Friday Night Highlights
“Football is a rough sport, and Texans are a rough people,” Sonny Detmer, the legendary football coach at Somerset High School and the father of Ty and Koy, two former N.F.L. quarterbacks, told Joe Nick Patoski, who is the guest curator of the exhibition “Texas High School Football: More Than the Game.” The quote sums up why football defines Texas. “The game is physical and speaks to our frontier spirit and competitive nature,” said Patoski, a longtime chronicler of Texas culture. The exhibition focuses on the game, and its history and spirit. “I factored in segregation, the rural-to-urban migration, and external events such as wars,” said Patoski, who is currently writing a book about the Dallas Cowboys.
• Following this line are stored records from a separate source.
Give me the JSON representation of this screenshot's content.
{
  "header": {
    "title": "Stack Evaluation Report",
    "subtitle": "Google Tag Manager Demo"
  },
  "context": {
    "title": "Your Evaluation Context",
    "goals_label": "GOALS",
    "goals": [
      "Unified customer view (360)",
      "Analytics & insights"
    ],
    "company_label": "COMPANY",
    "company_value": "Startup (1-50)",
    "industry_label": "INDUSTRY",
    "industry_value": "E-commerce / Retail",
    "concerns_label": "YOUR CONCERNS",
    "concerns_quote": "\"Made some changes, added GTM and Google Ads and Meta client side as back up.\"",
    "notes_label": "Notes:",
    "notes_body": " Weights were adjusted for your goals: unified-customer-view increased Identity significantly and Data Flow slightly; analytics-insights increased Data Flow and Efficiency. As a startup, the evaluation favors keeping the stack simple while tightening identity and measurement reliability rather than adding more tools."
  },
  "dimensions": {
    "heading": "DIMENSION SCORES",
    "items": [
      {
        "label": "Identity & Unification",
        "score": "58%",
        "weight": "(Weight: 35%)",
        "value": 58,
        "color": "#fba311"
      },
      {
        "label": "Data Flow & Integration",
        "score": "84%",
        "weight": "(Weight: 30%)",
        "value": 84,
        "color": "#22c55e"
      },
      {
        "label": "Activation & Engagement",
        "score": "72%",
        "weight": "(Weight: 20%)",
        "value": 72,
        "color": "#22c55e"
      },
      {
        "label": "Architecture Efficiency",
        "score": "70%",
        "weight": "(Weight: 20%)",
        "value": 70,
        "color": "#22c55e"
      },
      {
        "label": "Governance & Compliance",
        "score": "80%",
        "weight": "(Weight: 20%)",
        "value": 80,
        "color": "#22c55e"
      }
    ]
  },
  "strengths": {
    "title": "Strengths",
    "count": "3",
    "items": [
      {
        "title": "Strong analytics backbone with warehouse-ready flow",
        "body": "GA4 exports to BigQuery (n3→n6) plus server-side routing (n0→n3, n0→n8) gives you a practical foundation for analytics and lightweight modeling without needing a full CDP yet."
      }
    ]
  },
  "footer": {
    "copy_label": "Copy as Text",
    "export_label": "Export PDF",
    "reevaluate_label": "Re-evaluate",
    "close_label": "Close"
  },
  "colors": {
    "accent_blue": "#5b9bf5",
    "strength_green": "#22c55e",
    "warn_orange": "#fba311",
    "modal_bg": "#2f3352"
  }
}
The exhibition has something for everybody. Football junkies can geek out on the snapping machine invented by Felton “Pooch” Wright of Ballinger, and casual fans can appreciate how artifacts from cheerleaders, mascots, marching bands, drill teams and homecoming queens have enhanced this culture.
The Bob Bullock Texas State History Museum, July 30-Jan. 22, various times.

Border Crossing
The rapper Chingo Bling of Houston can seem all shtick. “People say, ‘Hey, this guy’s educated; why is his music so dumb?’” said Bling, who blends Weird Al Yankovic-style parody with a gangster’s gold grill and cowboy boots emblazoned with a Nike swoosh to draw attention to issues affecting his Mexican brethren. “But they’re not listening to me. I have a lot of songs about not giving up, keeping the faith and chasing the dream.” Bling, born Pedro Herrera, got his education in the classroom, not on the streets, as so many rappers profess. He graduated from Trinity University in 2001 with a degree in business administration and has parlayed that into a career that also includes radio and acting. “The direction I’m trying to go is Chingo Seacrest,” Bling said. “Rapping isn’t my biggest strength. I just know, from being a DJ, how to program and put content on a CD.” Bling’s next CD, “Back to the Border,” comes out July 31, on the final date of his mini-tour. All signs point to Bling going out with a bang.
House of Blues, July 31, 7 p.m.

Feeding Frenzy
Dining at a fine restaurant feels less indulgent during Houston Restaurant Weeks. That’s because a portion of sales from lunch or dinner at more than 120 participating restaurants goes to the Houston Food Bank, which feeds about 137,000 people each week. Major deals can be had. When else would you be able to enjoy a $35 three-course meal at Tony’s, the namesake Italian restaurant by Tony Vallone, Houston’s “Dean of Dining”? Originally just one week, the culinary event has grown to a full month, and last year it raised more than a half-million dollars. They say it’s better to give than to receive, but what’s even better is to give and receive.
Various locations, Aug. 1-31, various times.

Milk and Honey
We are all secretly jealous of professional musicians for what seems like their carefree lives of traveling, partying and romancing without repercussions. But Sam Beam, the folkie who performs as Iron and Wine, is not like most musicians. Beam—a family man intensely dedicated to his artistic pursuits—lives with his wife and their five daughters in a cottage in Dripping Springs, and he would rather hang out there than regularly beat up the nearby Austin music scene. So Iron and Wine’s third annual benefit show at the Paramount is quite an occasion, made especially unique because the songs on Beam’s glistening new album, “Kiss Each Other Clean,” are jubilant band numbers that Beam will most likely recast for this intimate acoustic set. The $55 ticket price is worth it for the special guests alone—and if an appearance two years ago by the Academy Award-winner Glen Hansard of the Swell Season is any indication, Beam knows some very important persons.
Paramount Theatre, July 29, 8 p.m.

Rodeo on the Rise

The appeal of the Kueckelhan Rodeo is apparent in its transformation from a family affair with church pews for bleachers to a 56-year-old hootenanny that will draw up to 5,000 enthusiasts this year, in part for the slick live country band, Two Tons of Steel.
Kueckelhan Ranch, July 28-30, 8 p.m.

Black-Belt Affair
Ultimate Fighting might be all the rage, but the fighting at the Legends of Kung Fu Martial Arts Championship, which features the pile-driving military style Sanshou, goes back to the dawn of fighting.
Plano Centre, July 29-31, various times.